Jakarta   /   Wed, August 5, 2020   /  10:52 am
Class struggle and children’s long-distance learning Phone-schooling: A mother helps her son with online-learning at their home in Medan, North Sumatra, on March 25. Due to the pandemic, students have to study from home, although recently the government has allowed schools in low-risk areas to reopen. (JP/Apriadi Gunawan)

Many have complained of gaining weight during the current pandemic, due to staying at home and having the munchies. Well, there is one way to avoid that: have school age kids who are engaged in long-distance learning (Pembelajaran Jarak Jauh, PJJ). That is the experience of “Umi”, a mother with an 11-year-old son, “Tomi” in the sixth grade. Already thin, she has gotten skinnier since they followed the PJJ instruction from the Education and Culture Ministry, while Tomi has gotten chubbier and chubbier. The morning starts with roll call at 6:30, taking a photo of Tomi in his school uniform. Later this is followed by various assignments: a video of Tomi making fried rice for breakfast, written assignments, or making things. Sometimes it involves getting materials, like when Tomi had to make plasticine. Umi had to rush to the store to buy food coloring as they h...

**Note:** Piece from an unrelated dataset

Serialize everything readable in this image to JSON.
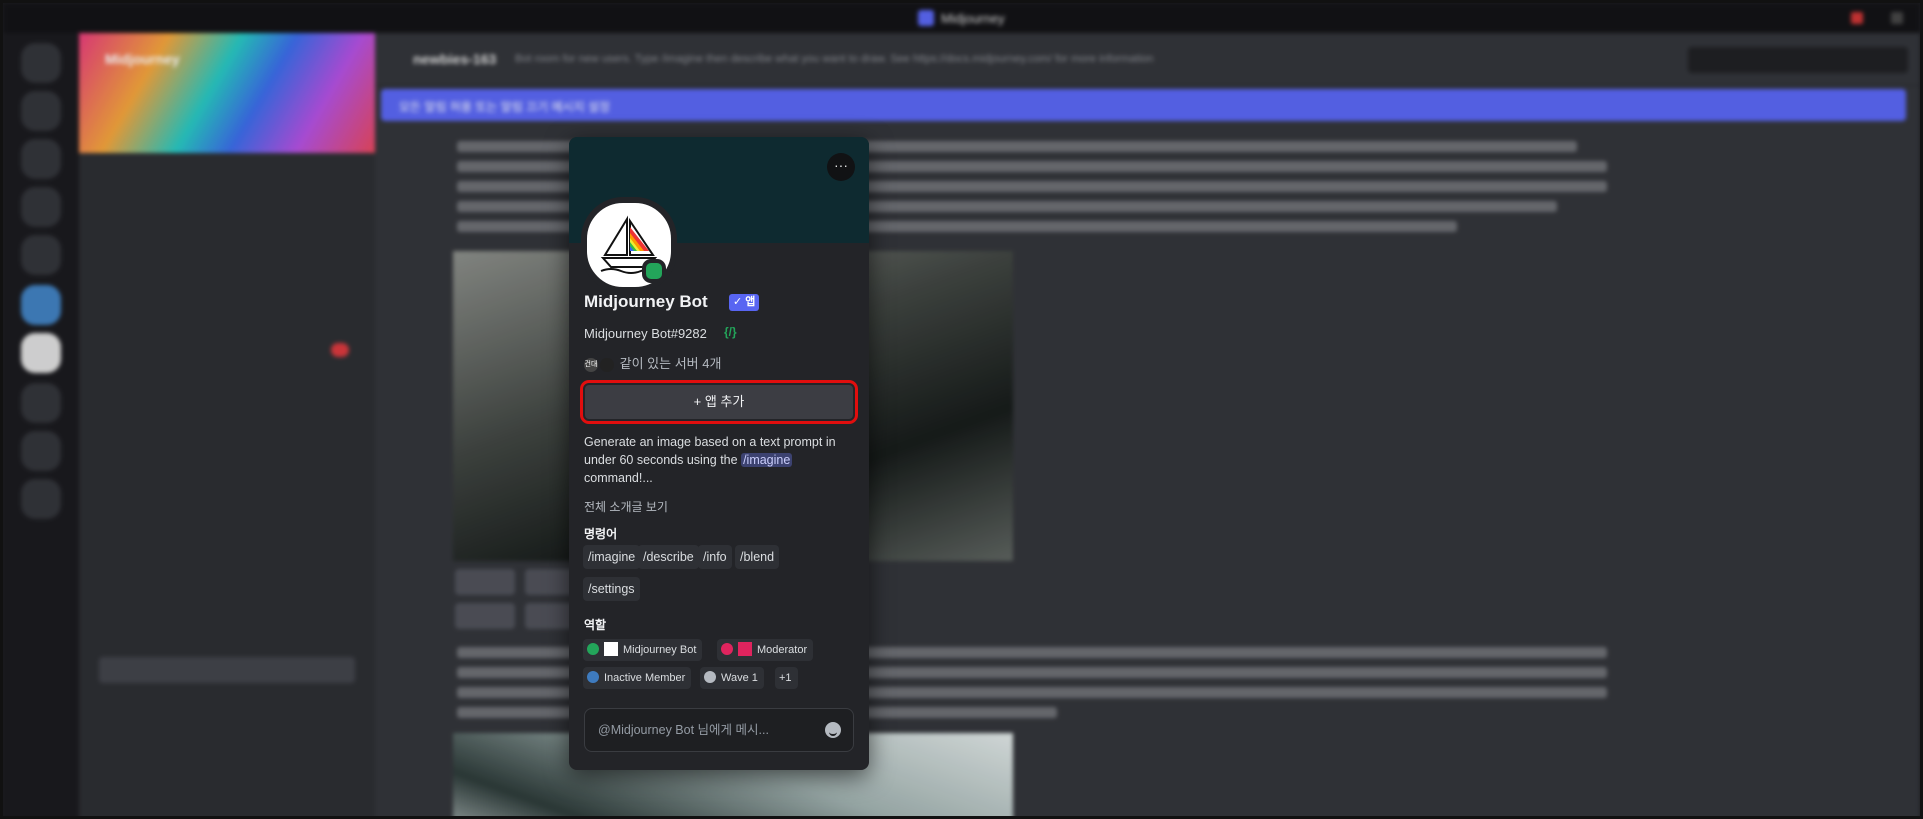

Disclaimer: The opinions expressed in this article are those of the author and do not reflect the official stance of The Jakarta Post.